(Data shown Opens)
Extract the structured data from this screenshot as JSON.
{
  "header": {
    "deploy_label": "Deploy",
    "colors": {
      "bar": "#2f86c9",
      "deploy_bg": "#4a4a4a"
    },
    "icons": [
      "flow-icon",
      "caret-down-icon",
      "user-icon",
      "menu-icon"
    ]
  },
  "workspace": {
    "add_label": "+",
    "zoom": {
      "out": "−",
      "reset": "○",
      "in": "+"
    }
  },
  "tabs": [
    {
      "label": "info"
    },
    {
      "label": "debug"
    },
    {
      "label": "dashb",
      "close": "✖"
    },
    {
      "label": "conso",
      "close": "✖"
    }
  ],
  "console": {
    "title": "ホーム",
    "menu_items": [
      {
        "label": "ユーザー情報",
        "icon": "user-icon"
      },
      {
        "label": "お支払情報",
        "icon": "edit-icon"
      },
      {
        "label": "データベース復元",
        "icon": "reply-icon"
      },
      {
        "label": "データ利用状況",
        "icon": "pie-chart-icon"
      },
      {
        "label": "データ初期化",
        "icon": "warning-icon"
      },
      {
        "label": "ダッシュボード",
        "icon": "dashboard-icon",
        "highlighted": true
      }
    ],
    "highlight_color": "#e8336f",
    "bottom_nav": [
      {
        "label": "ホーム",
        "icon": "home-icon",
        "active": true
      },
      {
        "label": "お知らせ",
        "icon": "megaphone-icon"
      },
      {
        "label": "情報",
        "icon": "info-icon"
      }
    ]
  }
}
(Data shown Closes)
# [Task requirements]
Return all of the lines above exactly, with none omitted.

# [Written answer]
Extract the structured data from this screenshot as JSON.
{
  "header": {
    "deploy_label": "Deploy",
    "colors": {
      "bar": "#2f86c9",
      "deploy_bg": "#4a4a4a"
    },
    "icons": [
      "flow-icon",
      "caret-down-icon",
      "user-icon",
      "menu-icon"
    ]
  },
  "workspace": {
    "add_label": "+",
    "zoom": {
      "out": "−",
      "reset": "○",
      "in": "+"
    }
  },
  "tabs": [
    {
      "label": "info"
    },
    {
      "label": "debug"
    },
    {
      "label": "dashb",
      "close": "✖"
    },
    {
      "label": "conso",
      "close": "✖"
    }
  ],
  "console": {
    "title": "ホーム",
    "menu_items": [
      {
        "label": "ユーザー情報",
        "icon": "user-icon"
      },
      {
        "label": "お支払情報",
        "icon": "edit-icon"
      },
      {
        "label": "データベース復元",
        "icon": "reply-icon"
      },
      {
        "label": "データ利用状況",
        "icon": "pie-chart-icon"
      },
      {
        "label": "データ初期化",
        "icon": "warning-icon"
      },
      {
        "label": "ダッシュボード",
        "icon": "dashboard-icon",
        "highlighted": true
      }
    ],
    "highlight_color": "#e8336f",
    "bottom_nav": [
      {
        "label": "ホーム",
        "icon": "home-icon",
        "active": true
      },
      {
        "label": "お知らせ",
        "icon": "megaphone-icon"
      },
      {
        "label": "情報",
        "icon": "info-icon"
      }
    ]
  }
}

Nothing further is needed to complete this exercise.